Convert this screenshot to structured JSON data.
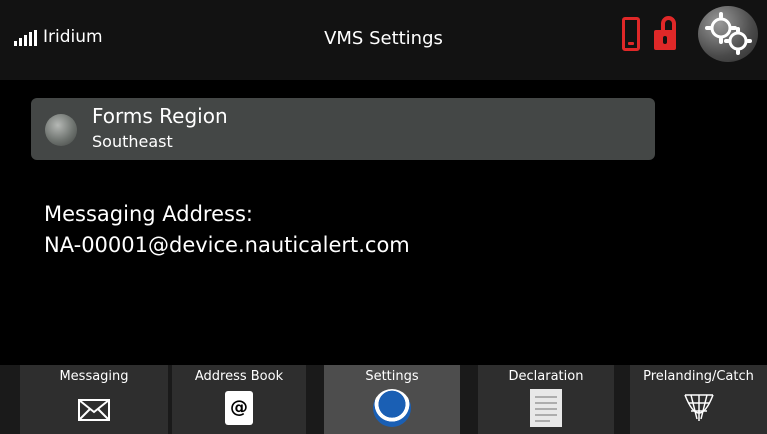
{
  "status_bar": {
    "carrier": "Iridium",
    "title": "VMS Settings",
    "icons": [
      "signal-icon",
      "phone-icon",
      "lock-icon",
      "gears-icon"
    ],
    "alert_color": "#e02828"
  },
  "forms_region": {
    "title": "Forms Region",
    "value": "Southeast"
  },
  "messaging": {
    "label": "Messaging Address:",
    "address": "NA-00001@device.nauticalert.com"
  },
  "nav": {
    "tabs": [
      {
        "label": "Messaging",
        "icon": "envelope-icon",
        "active": false
      },
      {
        "label": "Address Book",
        "icon": "address-book-icon",
        "active": false
      },
      {
        "label": "Settings",
        "icon": "noaa-logo-icon",
        "active": true
      },
      {
        "label": "Declaration",
        "icon": "document-icon",
        "active": false
      },
      {
        "label": "Prelanding/Catch",
        "icon": "fishing-net-icon",
        "active": false
      }
    ]
  }
}
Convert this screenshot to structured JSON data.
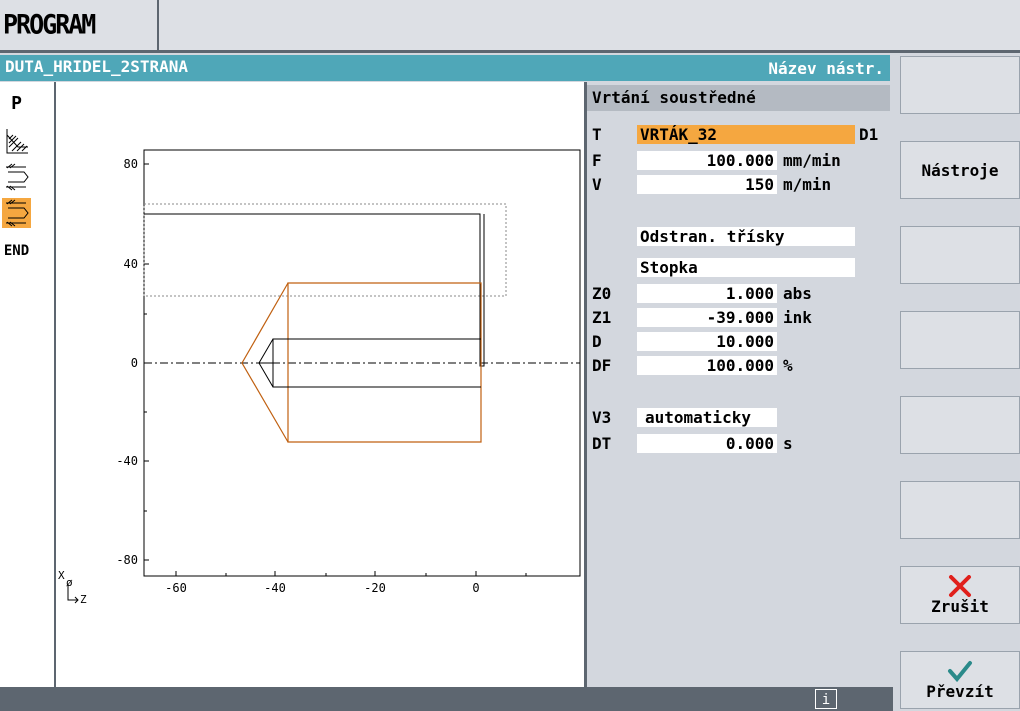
{
  "app": {
    "title": "PROGRAM"
  },
  "header": {
    "program_name": "DUTA_HRIDEL_2STRANA",
    "hint": "Název nástr."
  },
  "left_strip": [
    {
      "label": "P",
      "icon": "program-icon"
    },
    {
      "label": "",
      "icon": "turning-icon"
    },
    {
      "label": "",
      "icon": "drill-icon"
    },
    {
      "label": "",
      "icon": "drill-center-icon"
    },
    {
      "label": "END",
      "icon": "end-icon"
    }
  ],
  "graphics": {
    "y_ticks": [
      "80",
      "40",
      "0",
      "-40",
      "-80"
    ],
    "x_ticks": [
      "-60",
      "-40",
      "-20",
      "0"
    ],
    "axis_x": "X",
    "axis_z": "Z"
  },
  "form": {
    "title": "Vrtání soustředné",
    "t_label": "T",
    "t_value": "VRTÁK_32",
    "d_label": "D1",
    "f_label": "F",
    "f_value": "100.000",
    "f_unit": "mm/min",
    "v_label": "V",
    "v_value": "150",
    "v_unit": "m/min",
    "chip_mode": "Odstran. třísky",
    "shank": "Stopka",
    "z0_label": "Z0",
    "z0_value": "1.000",
    "z0_unit": "abs",
    "z1_label": "Z1",
    "z1_value": "-39.000",
    "z1_unit": "ink",
    "d_lbl": "D",
    "d_value": "10.000",
    "df_label": "DF",
    "df_value": "100.000",
    "df_unit": "%",
    "v3_label": "V3",
    "v3_value": "automaticky",
    "dt_label": "DT",
    "dt_value": "0.000",
    "dt_unit": "s"
  },
  "softkeys": {
    "sk1": "",
    "sk2": "Nástroje",
    "sk3": "",
    "sk4": "",
    "sk5": "",
    "sk6": "",
    "cancel": "Zrušit",
    "accept": "Převzít"
  },
  "status": {
    "info": "i"
  },
  "colors": {
    "header": "#4fa7b8",
    "active": "#f5a740",
    "tool": "#c06010"
  }
}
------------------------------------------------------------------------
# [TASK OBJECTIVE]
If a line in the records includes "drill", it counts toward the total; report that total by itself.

# [RESULT OF THIS TASK]
2